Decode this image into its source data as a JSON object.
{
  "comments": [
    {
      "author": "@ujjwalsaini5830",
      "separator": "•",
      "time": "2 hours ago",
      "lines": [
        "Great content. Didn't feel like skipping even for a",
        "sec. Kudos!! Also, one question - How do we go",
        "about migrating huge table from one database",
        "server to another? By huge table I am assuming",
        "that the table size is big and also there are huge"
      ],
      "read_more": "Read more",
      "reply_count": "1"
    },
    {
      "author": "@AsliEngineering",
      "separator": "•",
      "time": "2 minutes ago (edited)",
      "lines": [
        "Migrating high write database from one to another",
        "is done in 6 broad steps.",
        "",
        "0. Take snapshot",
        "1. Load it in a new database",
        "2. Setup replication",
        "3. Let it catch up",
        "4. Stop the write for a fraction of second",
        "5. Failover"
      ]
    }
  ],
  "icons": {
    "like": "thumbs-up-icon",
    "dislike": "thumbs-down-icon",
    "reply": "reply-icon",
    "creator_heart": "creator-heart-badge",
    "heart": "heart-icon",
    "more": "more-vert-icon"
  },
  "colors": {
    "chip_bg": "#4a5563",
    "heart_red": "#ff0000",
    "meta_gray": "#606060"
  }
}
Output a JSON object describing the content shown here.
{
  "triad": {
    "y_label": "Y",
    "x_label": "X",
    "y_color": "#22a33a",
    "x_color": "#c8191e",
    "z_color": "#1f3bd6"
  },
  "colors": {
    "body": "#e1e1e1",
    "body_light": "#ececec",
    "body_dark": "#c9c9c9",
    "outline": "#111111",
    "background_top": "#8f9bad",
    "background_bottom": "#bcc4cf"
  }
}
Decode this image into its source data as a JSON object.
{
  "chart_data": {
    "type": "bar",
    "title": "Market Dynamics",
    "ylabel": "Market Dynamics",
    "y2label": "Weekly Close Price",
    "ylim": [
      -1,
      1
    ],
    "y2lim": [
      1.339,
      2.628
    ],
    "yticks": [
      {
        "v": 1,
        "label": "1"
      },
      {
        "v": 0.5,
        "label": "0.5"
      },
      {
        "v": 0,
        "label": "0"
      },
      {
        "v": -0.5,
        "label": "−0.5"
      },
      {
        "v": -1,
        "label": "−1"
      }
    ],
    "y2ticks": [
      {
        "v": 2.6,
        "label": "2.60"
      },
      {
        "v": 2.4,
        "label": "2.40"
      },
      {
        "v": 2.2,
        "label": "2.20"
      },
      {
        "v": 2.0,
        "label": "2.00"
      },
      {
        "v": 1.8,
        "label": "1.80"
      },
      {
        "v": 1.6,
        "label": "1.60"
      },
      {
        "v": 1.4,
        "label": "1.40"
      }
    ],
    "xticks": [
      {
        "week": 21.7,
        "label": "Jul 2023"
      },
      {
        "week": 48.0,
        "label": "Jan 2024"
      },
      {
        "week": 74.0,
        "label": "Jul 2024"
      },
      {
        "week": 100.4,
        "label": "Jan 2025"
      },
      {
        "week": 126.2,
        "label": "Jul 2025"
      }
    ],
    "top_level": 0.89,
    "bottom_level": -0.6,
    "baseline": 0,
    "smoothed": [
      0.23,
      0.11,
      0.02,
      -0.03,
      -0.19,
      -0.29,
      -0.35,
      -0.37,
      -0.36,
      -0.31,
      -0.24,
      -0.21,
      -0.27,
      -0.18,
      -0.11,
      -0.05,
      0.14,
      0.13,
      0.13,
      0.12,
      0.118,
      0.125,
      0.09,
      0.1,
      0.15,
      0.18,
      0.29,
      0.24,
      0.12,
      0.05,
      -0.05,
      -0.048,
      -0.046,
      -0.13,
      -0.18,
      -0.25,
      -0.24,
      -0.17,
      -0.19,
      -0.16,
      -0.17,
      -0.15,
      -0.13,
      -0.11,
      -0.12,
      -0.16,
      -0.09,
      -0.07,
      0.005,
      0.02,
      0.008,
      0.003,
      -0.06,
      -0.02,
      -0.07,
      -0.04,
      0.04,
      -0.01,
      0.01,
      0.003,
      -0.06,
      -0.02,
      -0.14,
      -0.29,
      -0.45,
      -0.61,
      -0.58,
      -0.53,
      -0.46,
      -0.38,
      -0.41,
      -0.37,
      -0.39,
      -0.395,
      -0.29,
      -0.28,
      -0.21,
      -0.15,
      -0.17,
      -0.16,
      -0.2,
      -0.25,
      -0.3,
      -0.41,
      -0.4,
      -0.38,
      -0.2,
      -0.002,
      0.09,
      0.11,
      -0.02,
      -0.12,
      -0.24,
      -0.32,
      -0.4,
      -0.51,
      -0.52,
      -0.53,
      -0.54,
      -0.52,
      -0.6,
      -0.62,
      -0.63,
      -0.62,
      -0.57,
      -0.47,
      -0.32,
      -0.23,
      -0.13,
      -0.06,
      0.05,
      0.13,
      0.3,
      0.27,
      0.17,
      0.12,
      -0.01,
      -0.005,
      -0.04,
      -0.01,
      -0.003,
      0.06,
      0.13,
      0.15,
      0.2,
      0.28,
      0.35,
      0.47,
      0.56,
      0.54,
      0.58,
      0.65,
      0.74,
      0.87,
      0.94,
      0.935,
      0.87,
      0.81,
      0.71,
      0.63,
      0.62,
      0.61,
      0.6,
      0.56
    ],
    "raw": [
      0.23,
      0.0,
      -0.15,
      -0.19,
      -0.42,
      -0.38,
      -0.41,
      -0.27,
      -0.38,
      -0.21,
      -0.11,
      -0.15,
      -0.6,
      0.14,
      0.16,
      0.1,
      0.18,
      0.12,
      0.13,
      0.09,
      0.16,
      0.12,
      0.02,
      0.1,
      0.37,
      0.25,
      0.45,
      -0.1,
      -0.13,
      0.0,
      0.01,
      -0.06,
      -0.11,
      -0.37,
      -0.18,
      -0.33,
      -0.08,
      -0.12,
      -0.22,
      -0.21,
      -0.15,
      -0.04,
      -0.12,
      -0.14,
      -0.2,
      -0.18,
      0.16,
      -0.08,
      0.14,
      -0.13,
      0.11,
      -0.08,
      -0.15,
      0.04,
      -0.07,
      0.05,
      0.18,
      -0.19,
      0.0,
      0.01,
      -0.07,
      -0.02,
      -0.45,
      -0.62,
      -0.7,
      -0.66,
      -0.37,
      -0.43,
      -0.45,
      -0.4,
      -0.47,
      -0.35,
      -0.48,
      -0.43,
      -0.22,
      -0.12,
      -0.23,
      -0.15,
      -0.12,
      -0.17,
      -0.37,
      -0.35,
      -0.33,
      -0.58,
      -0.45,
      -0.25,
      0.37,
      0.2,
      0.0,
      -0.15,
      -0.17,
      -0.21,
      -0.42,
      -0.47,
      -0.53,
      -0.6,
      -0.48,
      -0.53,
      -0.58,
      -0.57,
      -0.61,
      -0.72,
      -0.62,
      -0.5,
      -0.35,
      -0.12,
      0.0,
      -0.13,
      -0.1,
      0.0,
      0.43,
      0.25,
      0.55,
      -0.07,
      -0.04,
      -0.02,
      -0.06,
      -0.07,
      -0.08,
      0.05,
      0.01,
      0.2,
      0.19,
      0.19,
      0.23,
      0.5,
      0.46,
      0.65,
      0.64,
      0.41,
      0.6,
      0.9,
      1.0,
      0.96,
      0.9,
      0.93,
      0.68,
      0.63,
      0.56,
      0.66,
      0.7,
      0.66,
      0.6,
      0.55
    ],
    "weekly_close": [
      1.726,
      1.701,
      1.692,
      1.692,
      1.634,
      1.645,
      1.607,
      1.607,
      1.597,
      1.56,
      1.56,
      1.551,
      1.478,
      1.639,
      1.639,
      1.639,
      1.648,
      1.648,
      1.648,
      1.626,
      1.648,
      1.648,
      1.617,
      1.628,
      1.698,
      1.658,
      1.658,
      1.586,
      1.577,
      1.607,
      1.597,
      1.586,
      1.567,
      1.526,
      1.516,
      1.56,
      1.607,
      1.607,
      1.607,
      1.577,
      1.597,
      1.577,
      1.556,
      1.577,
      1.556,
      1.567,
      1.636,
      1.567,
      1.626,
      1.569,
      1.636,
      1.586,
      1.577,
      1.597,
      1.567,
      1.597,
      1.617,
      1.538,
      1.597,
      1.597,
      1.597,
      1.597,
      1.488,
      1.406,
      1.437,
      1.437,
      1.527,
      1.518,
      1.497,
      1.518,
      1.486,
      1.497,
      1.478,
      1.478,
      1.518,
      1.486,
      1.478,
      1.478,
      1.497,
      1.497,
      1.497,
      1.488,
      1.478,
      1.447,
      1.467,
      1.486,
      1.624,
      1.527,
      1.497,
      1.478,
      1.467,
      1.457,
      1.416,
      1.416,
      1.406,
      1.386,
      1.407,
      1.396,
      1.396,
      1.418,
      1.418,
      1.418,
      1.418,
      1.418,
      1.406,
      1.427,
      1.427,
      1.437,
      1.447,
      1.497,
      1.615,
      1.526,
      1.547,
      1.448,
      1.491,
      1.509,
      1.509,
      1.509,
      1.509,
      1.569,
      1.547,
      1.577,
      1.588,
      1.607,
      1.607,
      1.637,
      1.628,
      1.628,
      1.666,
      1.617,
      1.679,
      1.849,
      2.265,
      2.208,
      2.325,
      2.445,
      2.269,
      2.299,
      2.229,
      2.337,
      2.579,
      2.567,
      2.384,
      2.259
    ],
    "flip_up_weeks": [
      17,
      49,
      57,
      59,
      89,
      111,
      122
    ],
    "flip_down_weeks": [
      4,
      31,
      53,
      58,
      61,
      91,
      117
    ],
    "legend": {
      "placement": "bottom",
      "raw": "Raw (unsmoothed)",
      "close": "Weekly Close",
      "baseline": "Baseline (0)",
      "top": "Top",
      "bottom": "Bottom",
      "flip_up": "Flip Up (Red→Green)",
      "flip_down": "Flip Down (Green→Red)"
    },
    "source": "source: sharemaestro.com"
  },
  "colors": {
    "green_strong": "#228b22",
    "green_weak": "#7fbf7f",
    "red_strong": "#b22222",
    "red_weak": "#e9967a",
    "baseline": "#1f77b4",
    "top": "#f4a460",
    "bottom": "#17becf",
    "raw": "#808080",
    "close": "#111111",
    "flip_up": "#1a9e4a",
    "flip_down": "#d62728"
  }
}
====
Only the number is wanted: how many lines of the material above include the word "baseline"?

3